“You need to get motivated,” Baldacci said Tuesday during a reluctant interview in his State House office. “You need to get focused.”
Since the 54-year-old governor showed up with his new look late last week, members of his staff and other State House regulars have gossiped discreetly about who did it and why.
One theory was that the close shave came from the governor’s own grooming attempts.
Baldacci claims not to have heard much speculation.
“It’s spring,” he said with a shrug, adding ruefully that “as soon as I got the haircut, the cold weather came back.”
It’s not the first time that Baldacci, whose second and final term ends January 2011, has notably revamped his appearance.
In 2006 when he was up for re-election, Baldacci cooperated with a modest makeover that included touching up his wardrobe.
At the time, Baldacci was quick to put his new fashion sense into context.
“I went and bought clothes at L.L. Bean,” he said then.
This time around, Baldacci is sidestepping the question of exactly who cut his hair, but indicates it was not done in a salon and that he has been known to do it himself.
“This was done in-house,” said the governor, who resides across the street from the State House in Maine’s gubernatorial mansion — known as the Blaine House — with his wife and teenage son.
For the sparsely haired, he suggests, maintenance barbering is not a large-scale chore and performing it at home wouldn’t usually cause a stir.
“There wasn’t a lot to work with before,” he said with a laugh. “It’s not like a lot is gone.”
Skinny and on the small side Baldacci said preparing to run in this summer’s coastal road race, as he has done before, is a healthful goal.
“I try to either walk or run every morning,” said Baldacci, who used to jog down the capital’s side streets but now uses a treadmill.
The governor did allow that his new hairstyle has subtly altered his image.

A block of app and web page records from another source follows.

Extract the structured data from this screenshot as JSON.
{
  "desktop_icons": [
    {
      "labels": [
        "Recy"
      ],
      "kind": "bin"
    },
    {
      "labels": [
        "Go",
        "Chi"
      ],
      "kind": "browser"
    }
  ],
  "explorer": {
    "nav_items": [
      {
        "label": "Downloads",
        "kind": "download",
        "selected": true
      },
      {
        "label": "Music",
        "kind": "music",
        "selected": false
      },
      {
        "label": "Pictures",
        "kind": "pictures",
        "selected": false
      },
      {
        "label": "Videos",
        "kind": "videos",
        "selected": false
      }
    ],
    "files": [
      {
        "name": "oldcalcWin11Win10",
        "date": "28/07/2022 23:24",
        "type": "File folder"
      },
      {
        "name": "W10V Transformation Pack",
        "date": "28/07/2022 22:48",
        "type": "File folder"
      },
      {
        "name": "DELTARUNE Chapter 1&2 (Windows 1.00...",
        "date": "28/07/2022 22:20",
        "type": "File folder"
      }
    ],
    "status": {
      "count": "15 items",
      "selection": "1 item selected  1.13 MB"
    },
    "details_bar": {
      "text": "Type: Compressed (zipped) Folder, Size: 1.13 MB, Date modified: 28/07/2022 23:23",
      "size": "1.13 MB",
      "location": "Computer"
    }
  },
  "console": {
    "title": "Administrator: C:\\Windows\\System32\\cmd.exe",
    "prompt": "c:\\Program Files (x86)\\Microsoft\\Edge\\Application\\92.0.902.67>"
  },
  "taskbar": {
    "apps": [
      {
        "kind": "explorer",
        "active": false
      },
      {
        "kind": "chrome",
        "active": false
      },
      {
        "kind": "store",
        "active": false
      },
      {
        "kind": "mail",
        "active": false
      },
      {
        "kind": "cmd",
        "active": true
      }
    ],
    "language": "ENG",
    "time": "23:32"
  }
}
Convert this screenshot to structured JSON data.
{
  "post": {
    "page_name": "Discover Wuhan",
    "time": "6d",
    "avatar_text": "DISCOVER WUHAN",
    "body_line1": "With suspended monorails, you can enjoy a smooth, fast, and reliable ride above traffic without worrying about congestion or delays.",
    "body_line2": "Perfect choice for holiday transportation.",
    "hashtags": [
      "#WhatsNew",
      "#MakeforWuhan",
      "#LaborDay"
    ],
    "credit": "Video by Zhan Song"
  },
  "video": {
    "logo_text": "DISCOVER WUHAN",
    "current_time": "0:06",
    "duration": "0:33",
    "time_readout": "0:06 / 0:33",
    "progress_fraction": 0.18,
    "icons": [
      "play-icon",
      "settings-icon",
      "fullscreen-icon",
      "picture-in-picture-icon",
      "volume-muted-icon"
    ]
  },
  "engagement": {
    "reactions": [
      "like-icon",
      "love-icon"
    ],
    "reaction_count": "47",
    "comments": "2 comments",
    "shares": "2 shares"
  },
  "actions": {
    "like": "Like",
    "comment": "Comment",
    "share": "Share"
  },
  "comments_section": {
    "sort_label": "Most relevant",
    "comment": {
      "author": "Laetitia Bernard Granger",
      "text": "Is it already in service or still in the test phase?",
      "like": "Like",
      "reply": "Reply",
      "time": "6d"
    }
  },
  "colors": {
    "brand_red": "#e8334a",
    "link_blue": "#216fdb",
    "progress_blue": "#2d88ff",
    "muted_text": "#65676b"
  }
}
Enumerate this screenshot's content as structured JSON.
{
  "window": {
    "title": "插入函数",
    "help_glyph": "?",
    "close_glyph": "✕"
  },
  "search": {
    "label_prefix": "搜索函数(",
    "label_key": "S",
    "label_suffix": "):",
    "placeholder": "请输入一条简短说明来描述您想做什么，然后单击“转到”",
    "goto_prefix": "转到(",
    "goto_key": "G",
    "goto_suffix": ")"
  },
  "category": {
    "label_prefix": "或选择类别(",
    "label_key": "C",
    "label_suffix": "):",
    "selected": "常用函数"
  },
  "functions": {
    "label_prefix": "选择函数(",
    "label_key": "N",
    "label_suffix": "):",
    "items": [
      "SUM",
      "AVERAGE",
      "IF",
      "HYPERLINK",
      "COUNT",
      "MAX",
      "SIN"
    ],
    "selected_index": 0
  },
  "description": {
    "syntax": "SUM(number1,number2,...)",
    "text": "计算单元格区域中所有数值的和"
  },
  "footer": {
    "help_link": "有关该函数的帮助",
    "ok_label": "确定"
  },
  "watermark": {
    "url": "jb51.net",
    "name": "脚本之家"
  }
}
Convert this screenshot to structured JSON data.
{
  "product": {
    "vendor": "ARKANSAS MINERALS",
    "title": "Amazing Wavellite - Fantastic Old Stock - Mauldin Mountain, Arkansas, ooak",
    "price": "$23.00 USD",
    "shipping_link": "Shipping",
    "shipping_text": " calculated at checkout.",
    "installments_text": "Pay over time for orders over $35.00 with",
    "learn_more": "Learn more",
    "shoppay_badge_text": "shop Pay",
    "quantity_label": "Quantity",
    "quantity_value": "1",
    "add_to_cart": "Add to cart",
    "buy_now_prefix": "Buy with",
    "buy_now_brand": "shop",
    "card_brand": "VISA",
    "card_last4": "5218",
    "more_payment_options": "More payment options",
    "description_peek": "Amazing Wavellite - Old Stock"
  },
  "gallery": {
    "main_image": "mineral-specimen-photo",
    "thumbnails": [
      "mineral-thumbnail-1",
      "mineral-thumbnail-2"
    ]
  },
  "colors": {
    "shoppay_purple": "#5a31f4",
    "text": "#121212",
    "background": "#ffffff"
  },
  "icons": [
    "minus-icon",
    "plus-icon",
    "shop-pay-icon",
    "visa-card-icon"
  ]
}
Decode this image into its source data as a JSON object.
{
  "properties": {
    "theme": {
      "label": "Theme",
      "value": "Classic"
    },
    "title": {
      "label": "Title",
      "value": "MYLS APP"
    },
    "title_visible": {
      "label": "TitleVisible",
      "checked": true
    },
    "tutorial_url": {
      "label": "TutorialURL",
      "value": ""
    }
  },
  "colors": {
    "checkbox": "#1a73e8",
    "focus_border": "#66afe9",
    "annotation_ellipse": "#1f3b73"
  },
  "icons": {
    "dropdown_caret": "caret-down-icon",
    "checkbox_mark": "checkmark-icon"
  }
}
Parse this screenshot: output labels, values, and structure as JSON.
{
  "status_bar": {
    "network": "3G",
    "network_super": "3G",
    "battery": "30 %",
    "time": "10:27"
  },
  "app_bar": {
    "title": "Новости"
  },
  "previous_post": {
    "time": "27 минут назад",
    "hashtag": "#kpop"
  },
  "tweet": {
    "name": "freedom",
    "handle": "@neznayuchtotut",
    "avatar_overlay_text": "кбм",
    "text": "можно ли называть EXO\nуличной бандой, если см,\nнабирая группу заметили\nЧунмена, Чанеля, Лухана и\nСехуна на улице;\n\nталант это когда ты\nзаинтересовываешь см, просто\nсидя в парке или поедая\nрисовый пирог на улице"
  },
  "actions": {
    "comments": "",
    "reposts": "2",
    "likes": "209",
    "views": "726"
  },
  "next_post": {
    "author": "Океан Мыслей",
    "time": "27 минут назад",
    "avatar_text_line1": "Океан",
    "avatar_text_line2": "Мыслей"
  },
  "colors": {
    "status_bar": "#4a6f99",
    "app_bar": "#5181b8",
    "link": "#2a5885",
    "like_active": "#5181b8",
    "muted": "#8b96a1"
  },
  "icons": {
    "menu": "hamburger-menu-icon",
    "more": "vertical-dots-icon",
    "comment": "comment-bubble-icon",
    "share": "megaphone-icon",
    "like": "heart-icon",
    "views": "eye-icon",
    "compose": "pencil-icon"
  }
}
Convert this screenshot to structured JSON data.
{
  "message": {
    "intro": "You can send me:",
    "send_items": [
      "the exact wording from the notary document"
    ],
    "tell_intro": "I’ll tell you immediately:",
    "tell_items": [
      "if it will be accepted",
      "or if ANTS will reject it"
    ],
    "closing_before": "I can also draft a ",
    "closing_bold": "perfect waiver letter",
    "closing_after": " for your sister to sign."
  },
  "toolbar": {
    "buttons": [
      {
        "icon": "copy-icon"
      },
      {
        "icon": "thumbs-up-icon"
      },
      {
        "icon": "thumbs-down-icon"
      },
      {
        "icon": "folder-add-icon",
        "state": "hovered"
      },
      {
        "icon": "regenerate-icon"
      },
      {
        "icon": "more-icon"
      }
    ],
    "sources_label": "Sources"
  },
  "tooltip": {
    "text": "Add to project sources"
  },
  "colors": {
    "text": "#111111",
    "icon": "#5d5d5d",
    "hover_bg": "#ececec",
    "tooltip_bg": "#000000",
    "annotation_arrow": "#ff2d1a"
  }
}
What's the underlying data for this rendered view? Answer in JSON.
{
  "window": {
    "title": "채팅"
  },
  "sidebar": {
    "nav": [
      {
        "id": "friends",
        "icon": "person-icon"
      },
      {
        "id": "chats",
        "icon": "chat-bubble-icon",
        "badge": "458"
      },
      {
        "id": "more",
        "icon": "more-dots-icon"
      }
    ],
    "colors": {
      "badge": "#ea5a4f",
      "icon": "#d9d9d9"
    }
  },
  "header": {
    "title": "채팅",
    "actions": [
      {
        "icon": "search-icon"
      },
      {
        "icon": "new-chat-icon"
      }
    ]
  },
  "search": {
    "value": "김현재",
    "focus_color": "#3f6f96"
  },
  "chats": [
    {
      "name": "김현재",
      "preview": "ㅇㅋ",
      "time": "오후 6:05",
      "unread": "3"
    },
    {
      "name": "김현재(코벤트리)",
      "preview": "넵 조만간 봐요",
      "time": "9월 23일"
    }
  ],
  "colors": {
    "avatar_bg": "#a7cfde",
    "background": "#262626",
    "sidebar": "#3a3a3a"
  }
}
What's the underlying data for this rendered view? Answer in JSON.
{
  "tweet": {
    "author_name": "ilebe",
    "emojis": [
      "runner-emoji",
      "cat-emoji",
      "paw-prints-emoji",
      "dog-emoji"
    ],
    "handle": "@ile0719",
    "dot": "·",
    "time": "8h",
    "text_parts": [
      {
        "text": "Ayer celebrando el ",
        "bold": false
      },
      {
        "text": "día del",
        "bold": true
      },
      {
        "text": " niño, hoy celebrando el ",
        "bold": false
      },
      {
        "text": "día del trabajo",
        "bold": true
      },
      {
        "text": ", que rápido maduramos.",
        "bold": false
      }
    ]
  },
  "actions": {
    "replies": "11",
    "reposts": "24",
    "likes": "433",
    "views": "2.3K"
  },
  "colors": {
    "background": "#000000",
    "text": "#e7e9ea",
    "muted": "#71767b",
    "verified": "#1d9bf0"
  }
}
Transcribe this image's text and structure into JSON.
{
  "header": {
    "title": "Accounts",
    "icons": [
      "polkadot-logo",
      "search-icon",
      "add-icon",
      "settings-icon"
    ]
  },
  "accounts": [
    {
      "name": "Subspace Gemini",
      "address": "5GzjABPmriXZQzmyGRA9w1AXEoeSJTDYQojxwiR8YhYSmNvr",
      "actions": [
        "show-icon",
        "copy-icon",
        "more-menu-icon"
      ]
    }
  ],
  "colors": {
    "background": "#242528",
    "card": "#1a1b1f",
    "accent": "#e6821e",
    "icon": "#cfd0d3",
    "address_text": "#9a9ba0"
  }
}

“I’ve had people recognize a little bit more gray hair than they recognized earlier,” he said before offering to give a reporter a trim.